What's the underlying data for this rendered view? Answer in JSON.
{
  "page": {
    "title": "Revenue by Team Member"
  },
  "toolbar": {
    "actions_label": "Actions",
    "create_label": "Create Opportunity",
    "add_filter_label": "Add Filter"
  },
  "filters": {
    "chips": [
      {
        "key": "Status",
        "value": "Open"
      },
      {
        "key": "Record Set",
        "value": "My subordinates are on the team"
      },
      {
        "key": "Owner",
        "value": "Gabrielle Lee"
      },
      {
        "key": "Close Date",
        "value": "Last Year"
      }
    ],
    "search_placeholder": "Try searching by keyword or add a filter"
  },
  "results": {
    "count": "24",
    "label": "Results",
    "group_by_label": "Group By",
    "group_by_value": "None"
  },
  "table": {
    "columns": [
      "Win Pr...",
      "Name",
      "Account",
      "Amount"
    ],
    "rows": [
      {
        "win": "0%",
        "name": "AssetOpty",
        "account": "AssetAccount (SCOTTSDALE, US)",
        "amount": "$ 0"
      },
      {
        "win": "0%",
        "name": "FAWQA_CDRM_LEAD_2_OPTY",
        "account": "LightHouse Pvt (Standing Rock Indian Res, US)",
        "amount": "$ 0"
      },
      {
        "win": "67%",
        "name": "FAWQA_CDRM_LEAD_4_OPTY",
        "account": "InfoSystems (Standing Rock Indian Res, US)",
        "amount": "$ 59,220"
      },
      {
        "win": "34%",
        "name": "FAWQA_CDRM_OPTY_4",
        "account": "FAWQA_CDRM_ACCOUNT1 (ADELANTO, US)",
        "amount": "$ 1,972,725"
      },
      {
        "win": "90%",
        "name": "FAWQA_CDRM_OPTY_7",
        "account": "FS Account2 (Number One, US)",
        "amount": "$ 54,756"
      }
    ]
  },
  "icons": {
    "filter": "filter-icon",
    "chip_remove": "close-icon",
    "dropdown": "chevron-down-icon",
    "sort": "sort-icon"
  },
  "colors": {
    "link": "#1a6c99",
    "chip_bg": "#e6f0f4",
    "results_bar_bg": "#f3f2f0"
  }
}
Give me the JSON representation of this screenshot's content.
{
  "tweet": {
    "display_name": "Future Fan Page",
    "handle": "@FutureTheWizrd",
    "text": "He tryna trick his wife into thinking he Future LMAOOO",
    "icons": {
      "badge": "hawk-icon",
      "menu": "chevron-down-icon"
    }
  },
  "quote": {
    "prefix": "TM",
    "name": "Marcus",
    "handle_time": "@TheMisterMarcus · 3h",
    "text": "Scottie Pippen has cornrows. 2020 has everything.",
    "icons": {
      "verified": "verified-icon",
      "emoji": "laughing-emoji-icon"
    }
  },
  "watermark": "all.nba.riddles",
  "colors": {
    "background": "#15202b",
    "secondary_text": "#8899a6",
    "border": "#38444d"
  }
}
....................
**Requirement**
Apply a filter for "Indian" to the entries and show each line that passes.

**Written reply**
        "account": "LightHouse Pvt (Standing Rock Indian Res, US)",
        "account": "InfoSystems (Standing Rock Indian Res, US)",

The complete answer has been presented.